- **Assigned task**
Return each line of the entries that mentions the word "Xiangqin".

Dataset excerpts:
────────
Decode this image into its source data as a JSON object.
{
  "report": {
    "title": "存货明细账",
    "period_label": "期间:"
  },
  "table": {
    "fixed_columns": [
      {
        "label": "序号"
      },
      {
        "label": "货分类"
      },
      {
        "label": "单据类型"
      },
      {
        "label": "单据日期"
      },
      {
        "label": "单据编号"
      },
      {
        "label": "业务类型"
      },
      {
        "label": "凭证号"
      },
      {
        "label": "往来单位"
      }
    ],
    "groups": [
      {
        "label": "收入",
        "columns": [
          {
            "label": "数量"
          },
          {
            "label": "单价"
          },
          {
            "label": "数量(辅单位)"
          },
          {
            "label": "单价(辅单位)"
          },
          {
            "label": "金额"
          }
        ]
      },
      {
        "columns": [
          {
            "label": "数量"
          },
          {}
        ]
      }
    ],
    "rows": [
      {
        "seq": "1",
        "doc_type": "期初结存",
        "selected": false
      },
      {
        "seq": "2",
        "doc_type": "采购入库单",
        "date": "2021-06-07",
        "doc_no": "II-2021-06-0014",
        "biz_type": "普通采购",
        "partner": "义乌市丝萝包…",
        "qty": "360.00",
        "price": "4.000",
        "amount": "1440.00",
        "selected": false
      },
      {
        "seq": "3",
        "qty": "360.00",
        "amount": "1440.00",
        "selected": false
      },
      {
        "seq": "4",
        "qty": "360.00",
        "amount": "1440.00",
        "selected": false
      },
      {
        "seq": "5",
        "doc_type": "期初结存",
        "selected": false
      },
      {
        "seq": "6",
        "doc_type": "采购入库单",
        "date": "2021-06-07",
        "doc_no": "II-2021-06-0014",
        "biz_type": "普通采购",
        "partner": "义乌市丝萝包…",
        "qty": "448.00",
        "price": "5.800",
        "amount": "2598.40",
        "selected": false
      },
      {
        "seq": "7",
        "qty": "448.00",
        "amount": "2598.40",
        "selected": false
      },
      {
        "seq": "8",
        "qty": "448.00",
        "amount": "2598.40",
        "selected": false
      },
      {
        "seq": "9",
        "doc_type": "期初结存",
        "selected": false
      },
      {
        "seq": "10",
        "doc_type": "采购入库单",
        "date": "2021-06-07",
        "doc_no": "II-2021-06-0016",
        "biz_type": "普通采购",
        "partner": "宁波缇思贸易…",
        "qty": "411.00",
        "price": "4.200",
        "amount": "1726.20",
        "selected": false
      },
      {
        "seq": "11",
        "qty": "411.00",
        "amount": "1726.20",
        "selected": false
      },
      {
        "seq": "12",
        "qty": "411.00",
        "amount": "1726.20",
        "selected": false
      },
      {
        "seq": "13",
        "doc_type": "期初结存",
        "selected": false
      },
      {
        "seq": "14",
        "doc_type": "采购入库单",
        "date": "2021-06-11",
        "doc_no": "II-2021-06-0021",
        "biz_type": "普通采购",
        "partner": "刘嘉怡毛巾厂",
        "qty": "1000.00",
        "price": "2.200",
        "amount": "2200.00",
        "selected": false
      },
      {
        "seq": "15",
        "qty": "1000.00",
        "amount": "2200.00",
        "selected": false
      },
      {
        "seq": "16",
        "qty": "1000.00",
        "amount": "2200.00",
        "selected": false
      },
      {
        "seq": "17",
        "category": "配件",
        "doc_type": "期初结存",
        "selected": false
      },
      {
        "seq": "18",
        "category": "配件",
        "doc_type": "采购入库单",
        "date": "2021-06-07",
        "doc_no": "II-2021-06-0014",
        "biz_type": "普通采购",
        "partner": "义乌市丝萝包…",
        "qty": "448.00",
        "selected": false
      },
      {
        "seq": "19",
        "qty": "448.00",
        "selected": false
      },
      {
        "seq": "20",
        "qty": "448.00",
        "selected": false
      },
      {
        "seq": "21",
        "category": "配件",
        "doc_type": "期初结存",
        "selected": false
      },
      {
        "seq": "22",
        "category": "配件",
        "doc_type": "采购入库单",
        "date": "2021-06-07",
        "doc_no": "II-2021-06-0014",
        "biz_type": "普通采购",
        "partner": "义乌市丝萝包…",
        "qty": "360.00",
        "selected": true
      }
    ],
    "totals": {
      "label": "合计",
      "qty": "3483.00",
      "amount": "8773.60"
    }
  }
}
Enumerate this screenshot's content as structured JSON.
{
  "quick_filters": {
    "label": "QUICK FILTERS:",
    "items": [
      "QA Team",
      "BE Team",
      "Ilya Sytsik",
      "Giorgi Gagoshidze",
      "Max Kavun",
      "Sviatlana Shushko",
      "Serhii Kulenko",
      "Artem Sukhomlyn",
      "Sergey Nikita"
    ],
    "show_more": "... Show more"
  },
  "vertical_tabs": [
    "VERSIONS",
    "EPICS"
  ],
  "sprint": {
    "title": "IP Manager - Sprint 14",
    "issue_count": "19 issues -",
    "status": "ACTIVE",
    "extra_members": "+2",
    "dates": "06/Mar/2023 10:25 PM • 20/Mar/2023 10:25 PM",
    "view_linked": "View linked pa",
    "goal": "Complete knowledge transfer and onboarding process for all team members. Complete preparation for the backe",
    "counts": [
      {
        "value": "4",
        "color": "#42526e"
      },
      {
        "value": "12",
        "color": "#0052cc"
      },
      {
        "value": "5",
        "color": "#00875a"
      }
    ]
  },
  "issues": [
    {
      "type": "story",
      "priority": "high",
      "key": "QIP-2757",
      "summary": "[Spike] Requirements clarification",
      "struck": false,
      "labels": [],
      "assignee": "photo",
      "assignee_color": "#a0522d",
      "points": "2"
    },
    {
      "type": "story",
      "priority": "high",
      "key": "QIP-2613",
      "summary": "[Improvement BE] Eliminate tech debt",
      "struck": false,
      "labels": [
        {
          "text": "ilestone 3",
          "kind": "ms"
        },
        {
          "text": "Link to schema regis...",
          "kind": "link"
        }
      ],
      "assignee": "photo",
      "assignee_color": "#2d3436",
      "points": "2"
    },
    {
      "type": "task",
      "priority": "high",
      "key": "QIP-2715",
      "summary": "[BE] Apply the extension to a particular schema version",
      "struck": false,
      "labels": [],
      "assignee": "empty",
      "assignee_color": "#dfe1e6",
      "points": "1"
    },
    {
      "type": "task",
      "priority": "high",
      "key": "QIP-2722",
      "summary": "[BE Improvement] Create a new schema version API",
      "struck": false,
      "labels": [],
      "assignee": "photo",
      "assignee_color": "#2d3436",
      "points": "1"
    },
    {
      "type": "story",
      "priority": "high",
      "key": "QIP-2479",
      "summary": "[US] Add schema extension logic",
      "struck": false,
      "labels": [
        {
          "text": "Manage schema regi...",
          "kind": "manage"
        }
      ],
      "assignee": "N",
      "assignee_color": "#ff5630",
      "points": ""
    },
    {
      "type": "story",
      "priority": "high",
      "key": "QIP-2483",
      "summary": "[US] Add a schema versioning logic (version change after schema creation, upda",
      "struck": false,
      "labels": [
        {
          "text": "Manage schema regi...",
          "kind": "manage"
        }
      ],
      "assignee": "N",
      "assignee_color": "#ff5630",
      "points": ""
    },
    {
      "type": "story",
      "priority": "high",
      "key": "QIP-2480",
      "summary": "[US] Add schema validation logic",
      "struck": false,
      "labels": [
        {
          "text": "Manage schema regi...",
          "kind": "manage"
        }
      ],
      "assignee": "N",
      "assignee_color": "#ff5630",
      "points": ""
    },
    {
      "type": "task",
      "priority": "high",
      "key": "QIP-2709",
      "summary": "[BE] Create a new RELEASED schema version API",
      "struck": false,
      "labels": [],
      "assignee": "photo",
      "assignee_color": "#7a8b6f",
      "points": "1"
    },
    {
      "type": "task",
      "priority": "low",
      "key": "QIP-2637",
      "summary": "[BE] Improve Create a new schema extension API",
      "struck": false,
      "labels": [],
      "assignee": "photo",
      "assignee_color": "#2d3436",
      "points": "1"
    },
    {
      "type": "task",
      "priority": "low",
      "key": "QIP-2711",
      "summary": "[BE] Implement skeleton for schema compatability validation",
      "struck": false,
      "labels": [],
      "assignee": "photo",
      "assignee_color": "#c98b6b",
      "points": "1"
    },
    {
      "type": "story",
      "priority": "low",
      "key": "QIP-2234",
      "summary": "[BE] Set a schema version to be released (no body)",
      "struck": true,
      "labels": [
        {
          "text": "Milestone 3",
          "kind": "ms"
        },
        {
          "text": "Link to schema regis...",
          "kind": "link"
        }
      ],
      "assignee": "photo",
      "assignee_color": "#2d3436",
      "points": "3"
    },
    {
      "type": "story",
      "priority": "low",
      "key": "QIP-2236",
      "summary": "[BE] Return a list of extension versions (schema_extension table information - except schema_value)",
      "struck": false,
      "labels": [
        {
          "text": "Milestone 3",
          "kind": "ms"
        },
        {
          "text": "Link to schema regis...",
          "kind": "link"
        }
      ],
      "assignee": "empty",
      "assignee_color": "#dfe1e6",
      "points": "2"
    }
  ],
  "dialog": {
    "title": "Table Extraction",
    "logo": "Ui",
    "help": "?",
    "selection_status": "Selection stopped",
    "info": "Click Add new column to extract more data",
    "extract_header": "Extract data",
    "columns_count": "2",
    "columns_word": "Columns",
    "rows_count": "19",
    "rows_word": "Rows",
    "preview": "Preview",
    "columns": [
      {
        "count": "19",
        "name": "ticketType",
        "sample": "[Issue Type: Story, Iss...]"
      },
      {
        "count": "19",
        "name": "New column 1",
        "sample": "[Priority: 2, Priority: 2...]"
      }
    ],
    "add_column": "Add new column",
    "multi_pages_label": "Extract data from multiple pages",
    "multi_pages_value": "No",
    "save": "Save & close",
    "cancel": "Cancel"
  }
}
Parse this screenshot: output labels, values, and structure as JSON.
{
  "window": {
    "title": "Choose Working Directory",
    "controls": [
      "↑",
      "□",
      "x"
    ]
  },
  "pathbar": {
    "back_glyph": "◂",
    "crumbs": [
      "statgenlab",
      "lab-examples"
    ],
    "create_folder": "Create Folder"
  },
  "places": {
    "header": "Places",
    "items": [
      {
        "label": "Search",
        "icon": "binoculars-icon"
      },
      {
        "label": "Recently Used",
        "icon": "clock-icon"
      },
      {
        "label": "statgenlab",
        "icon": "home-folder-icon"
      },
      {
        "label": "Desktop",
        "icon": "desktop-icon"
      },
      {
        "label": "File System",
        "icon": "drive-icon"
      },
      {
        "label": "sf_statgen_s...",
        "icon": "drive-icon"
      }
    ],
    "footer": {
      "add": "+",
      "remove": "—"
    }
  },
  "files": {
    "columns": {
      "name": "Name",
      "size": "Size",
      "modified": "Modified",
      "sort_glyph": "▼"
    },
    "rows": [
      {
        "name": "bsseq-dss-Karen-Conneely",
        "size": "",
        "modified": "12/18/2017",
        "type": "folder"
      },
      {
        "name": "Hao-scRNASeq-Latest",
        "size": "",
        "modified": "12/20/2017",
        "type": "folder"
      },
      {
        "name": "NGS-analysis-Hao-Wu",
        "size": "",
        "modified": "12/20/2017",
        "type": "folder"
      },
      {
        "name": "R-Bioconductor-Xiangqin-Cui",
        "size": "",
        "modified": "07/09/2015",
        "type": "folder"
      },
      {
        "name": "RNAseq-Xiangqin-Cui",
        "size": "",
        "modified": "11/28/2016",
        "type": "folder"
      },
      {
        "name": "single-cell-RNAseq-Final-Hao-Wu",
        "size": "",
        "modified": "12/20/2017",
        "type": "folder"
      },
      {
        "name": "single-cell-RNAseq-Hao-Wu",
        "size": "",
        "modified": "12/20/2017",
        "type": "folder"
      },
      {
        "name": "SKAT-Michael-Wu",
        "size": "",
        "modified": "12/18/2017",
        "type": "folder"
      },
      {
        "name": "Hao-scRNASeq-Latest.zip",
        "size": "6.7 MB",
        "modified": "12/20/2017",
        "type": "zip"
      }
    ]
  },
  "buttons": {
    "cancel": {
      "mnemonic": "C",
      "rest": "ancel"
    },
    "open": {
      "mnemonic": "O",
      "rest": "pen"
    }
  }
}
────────
- **Reply**
        "name": "R-Bioconductor-Xiangqin-Cui",
        "name": "RNAseq-Xiangqin-Cui",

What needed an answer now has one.